Mother Jones’ reporter Nick Baumann, responding to the urgings of a “noted Jewish roots columnist and researcher” (so called by the Jewish Telegraph Agency) has posted this footnote to his report about Jared Lee Loughner, the shooter who killed six people and shot a Jewish congresswoman in the head several days ago:
Tierney says Loughner’s mom is Jewish. But a columnist who researched the subject doesn’t think that holds up. Tierney also said that Loughner himself was definitely not religious.
While Baumann seems a bit circumspect about the finding of the Jewish “columnist and researcher,” the Jewish Telegraph Agency spreads the word without reservation:
Nate Bloom, the noted Jewish roots columnist and researcher, has done the legwork — and pretty much buries this notion.
We can expect that from now on every apologist for all things Jewish, whenever the name Jared Lee Loughner arises, will immediately, in programmed cult-like fashion, loudly proclaim, Loughner’s mom was not Jewish! That’s an anti-Semitic canard! It’s been disproven!
At that point you are supposed to be intimidated into silence because you are not really sure of the facts.
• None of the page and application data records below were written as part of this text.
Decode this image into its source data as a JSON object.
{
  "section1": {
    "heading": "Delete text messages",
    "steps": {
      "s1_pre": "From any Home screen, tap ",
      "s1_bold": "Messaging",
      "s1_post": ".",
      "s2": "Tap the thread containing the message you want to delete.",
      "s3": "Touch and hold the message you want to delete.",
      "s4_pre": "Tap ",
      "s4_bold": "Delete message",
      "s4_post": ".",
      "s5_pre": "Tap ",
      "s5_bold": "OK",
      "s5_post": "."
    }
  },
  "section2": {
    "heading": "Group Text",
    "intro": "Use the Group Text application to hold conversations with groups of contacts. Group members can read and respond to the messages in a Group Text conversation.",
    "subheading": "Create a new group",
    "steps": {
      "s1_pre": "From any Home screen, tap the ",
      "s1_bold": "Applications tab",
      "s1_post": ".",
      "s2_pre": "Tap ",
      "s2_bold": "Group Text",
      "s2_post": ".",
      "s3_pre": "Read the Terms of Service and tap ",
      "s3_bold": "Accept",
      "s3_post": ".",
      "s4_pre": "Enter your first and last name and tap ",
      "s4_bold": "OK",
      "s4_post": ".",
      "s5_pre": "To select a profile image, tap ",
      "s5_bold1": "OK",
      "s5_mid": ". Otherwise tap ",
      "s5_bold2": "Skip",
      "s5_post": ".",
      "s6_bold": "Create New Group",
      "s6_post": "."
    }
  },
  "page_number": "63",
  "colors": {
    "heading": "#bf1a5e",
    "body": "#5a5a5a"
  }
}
But he doesn’t really have any facts either.
It should take some strong evidence to refute the word of Loughner’s friend, who has known him since middle school and was close enough to merit a “final goodbye” voicemail the night before the shooting. What Nate Bloom offers, however, is largely a matter of guesswork, some of it clearly biased.
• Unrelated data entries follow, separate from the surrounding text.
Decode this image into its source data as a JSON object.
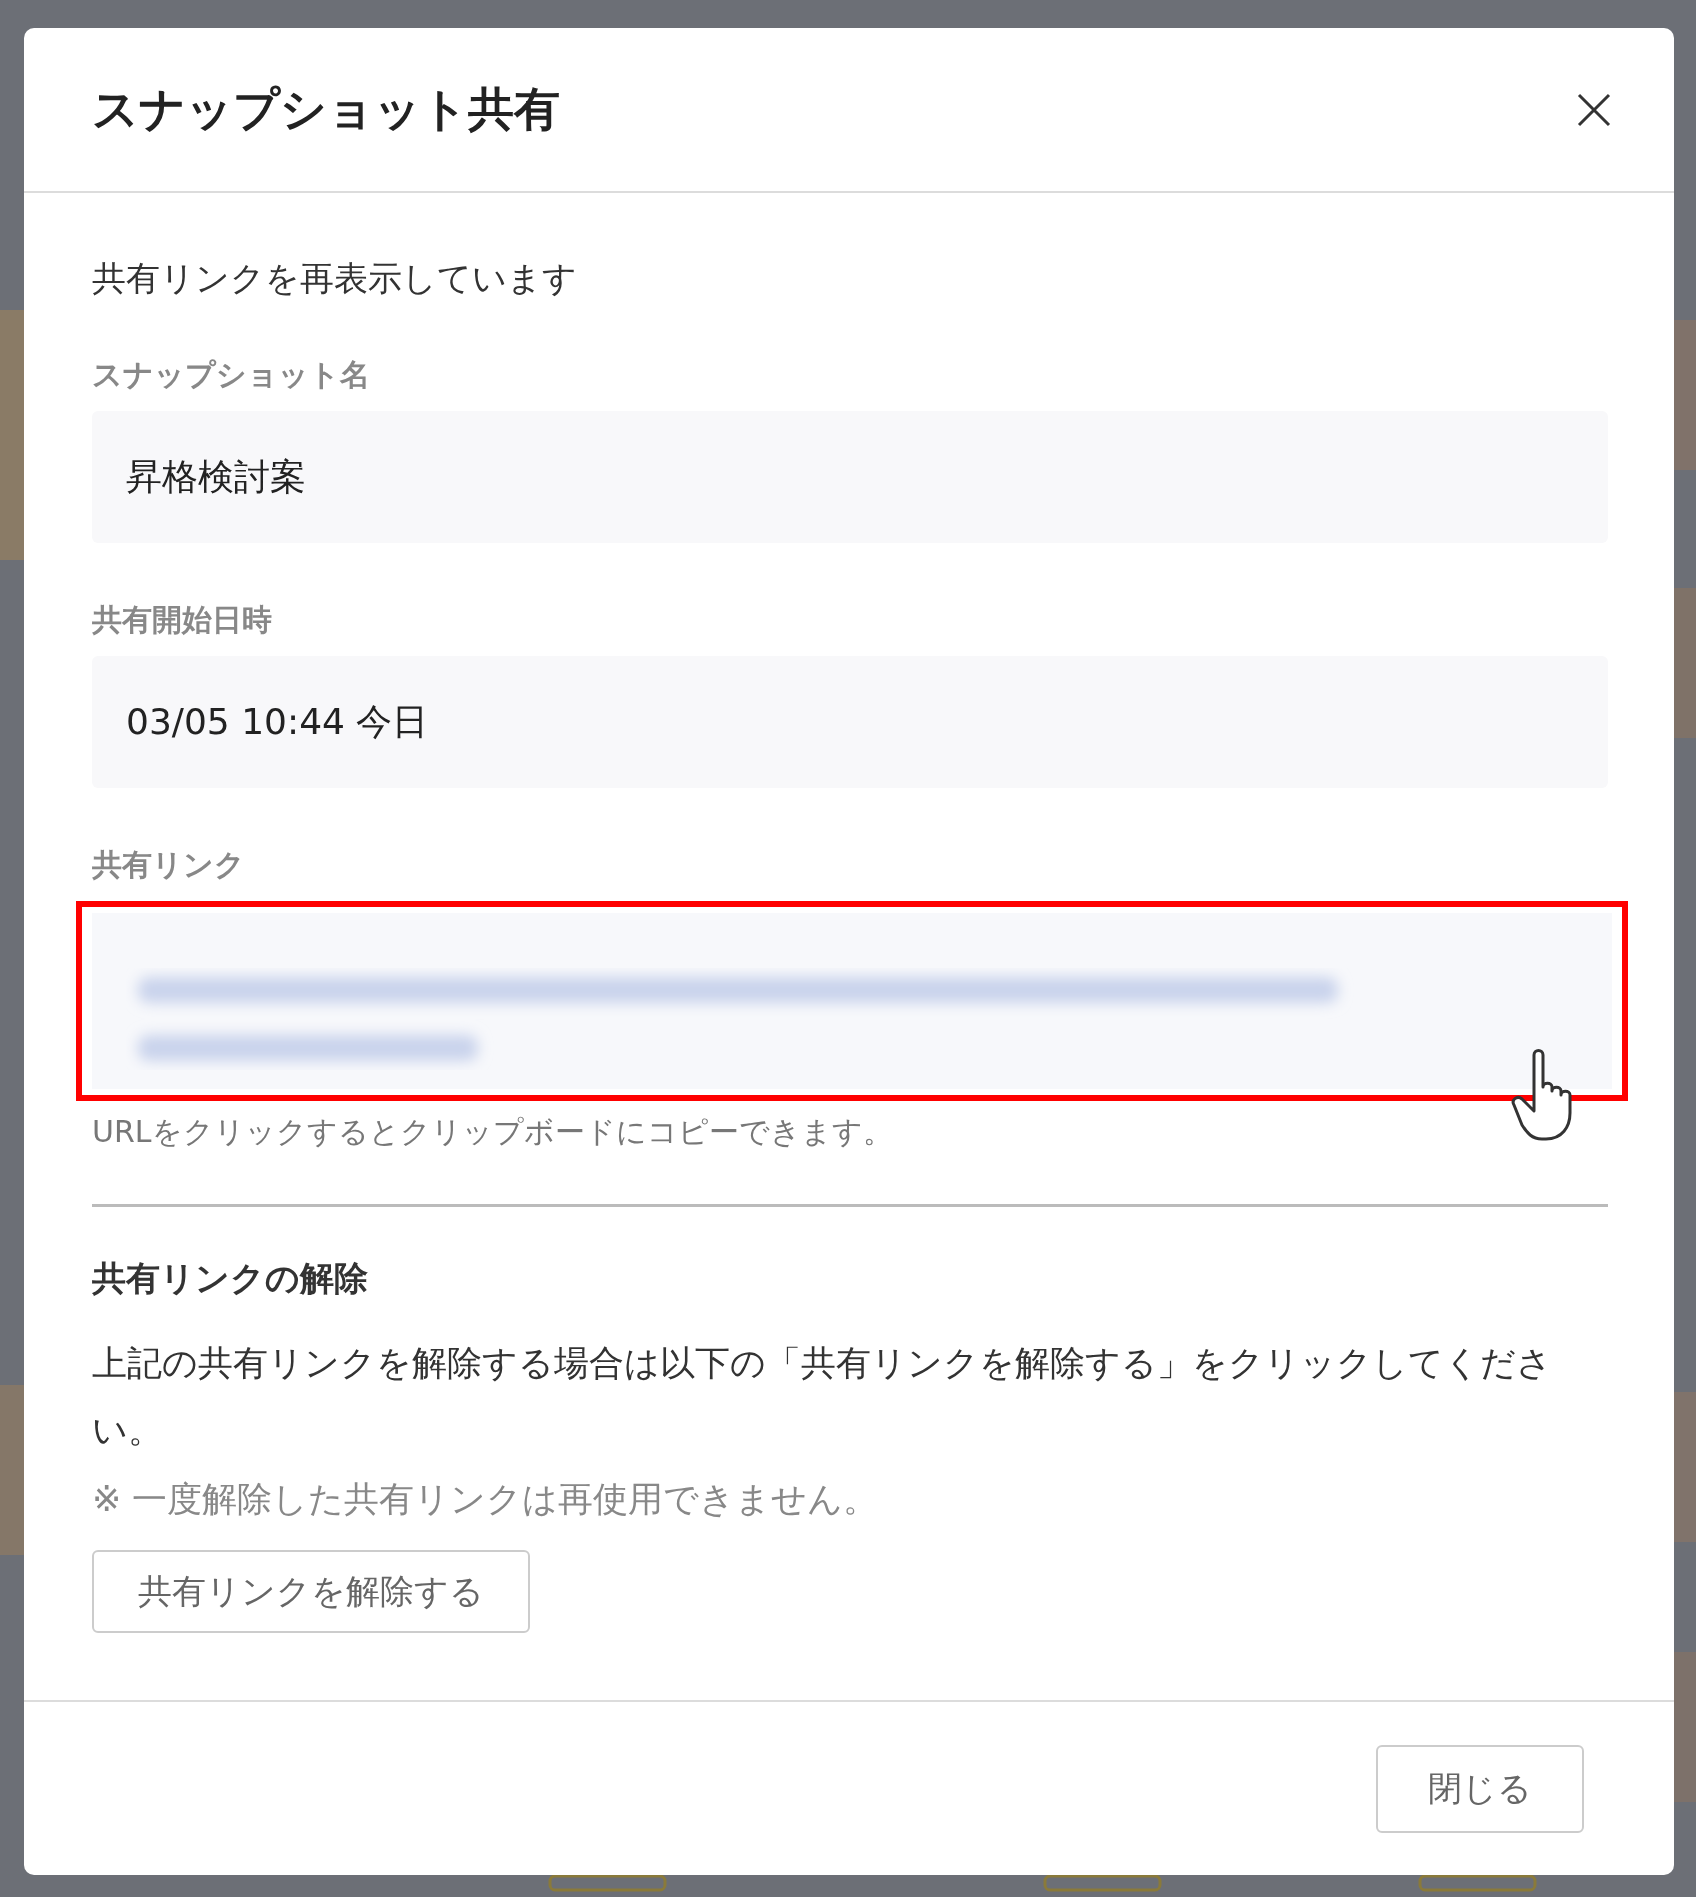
{
  "dialog": {
    "title": "スナップショット共有",
    "message": "共有リンクを再表示しています",
    "fields": [
      {
        "label": "スナップショット名",
        "value": "昇格検討案"
      },
      {
        "label": "共有開始日時",
        "value": "03/05 10:44 今日"
      }
    ],
    "link": {
      "label": "共有リンク",
      "highlighted": true,
      "hint": "URLをクリックするとクリップボードにコピーできます。"
    },
    "revoke": {
      "title": "共有リンクの解除",
      "text": "上記の共有リンクを解除する場合は以下の「共有リンクを解除する」をクリックしてください。",
      "note": "※ 一度解除した共有リンクは再使用できません。",
      "button": "共有リンクを解除する"
    },
    "footer": {
      "close_button": "閉じる"
    }
  }
}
Bloom’s argument against the possibility that Loughner’s mother could be a Jew (contradicting the testimony of somebody who has known Loughner perhaps ten years) is full of holes. It neglects possibilities like Jews adopting the religion of a non-Jewish spouse or otherwise converting to Christianity,1 which was very common during the big Jewish influx 100-130 years ago. It neglects the real possibility that a Jew might identify his ethnicity as something other than “Jewish” on a census form.2 It also neglects that a lot of Jewish immigrants to the United States took non-Jewish names. There is a lot of uncertainty about identifying ethnic Jews based on census information — and that is supposed to trump the word of a close acquaintance?
Loughner’s mother’s maiden name is Amy Totman, which seems Jewish enough. Her mother’s name apparently was Lois May Bleifuss.3 For me, the funniest part of Bloom’s attempt at obfuscation was when he announced that the best known bearer of the surname Bleifuss, journalist and editor Joel Bleifuss, is not Jewish. Here is a nice little photo of the “not Jewish” Joel Bleifuss:
Bloom is thus proud to conclude, “It is exceedingly unlikely that Amy Loughner has any Jewish ancestry.”
Others will conclude differently.
1. Further confusion results from Jews who attend Christian church services without ever giving up their Jewish ethnic identity, which is more common than one might suspect. The fact that some person had a Christian funeral is no proof of the absence of Jewish ethnicity as Bloom assumes.
2. There are two factors in this. One is the fact that, since the Enlightenment, Jews have customarily represented themselves as “Frenchmen” or “Germans,” etc. “of Jewish faith,” in other words pretending that there is no such thing as Jewish ethnicity. Another factor is the common Jewish penchant for dissimulation. If you have much experience with Jews you will notice that many of them will change their whole story about their heritage according to circumstances. I’ve had a Jew that I’d known a number of years claim that he was Scottish, even though both his parents were Jews. Another claimed that he was Norwegian, which, if you could have seen him, you would have recognized as a completely ridiculous claim.
3. Bloom never says “Lois May Bleifuss” in his article; he uses only the married name, Lois May Totman. When he mentions Anton Bleifuss and his wife Jessie Anderson Bleifuss, he does not identify them as the parents of Lois May but as the parents of her sister Helen Medernach. This is a very roundabout and unnecessarily confusing way of admitting that Jared Loughner’s maternal grandmother was born with the surname Bleifuss. I suspect that Bloom’s avoidance of connecting the names Lois May and Bleifuss is a matter of deliberate obfuscation. He may have hoped, probably correctly, that few people would read it that carefully and see how he had made something simple into something confusing.